[Brief] Collect the lines of the entries where "type" shows up.

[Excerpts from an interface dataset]
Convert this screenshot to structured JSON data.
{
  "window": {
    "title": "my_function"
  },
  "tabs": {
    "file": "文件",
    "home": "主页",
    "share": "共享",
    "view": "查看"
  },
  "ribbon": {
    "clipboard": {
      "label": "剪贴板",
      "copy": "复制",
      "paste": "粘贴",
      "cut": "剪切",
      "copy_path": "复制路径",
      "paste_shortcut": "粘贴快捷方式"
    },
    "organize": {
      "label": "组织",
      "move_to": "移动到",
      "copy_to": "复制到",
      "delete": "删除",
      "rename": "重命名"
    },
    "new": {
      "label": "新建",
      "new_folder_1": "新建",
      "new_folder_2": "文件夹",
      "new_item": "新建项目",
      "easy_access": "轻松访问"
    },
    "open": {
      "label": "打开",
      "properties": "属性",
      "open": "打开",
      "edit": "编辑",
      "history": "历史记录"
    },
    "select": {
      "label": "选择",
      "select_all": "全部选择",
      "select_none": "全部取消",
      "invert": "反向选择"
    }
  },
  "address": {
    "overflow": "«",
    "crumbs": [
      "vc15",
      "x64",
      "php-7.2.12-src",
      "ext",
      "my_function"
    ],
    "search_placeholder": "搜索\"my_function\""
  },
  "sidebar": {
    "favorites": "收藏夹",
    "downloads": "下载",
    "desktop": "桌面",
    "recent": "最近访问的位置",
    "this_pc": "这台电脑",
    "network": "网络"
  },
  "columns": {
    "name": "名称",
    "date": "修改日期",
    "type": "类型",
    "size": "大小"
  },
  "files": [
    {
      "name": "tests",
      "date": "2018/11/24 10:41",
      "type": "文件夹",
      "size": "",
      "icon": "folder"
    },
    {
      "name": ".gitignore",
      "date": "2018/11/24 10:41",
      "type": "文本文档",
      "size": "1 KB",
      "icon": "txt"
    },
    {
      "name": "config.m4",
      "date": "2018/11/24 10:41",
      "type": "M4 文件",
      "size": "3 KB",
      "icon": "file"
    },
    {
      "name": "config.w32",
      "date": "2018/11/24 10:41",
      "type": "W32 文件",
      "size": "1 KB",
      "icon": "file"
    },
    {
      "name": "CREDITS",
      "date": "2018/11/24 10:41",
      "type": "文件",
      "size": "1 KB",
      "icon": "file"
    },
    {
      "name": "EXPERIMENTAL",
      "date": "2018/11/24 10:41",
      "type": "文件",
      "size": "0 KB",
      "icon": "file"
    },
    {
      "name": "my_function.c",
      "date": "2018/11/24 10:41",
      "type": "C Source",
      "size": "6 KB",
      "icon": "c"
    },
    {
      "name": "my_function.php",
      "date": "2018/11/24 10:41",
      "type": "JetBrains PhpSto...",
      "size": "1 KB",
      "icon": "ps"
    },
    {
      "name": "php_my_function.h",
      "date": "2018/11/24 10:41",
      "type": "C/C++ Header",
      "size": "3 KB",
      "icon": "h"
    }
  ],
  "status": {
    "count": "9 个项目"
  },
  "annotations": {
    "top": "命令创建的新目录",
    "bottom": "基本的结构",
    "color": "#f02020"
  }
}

[Exercise solution]
    "type": "类型",
      "type": "文件夹",
      "type": "文本文档",
      "type": "M4 文件",
      "type": "W32 文件",
      "type": "文件",
      "type": "文件",
      "type": "C Source",
      "type": "JetBrains PhpSto...",
      "type": "C/C++ Header",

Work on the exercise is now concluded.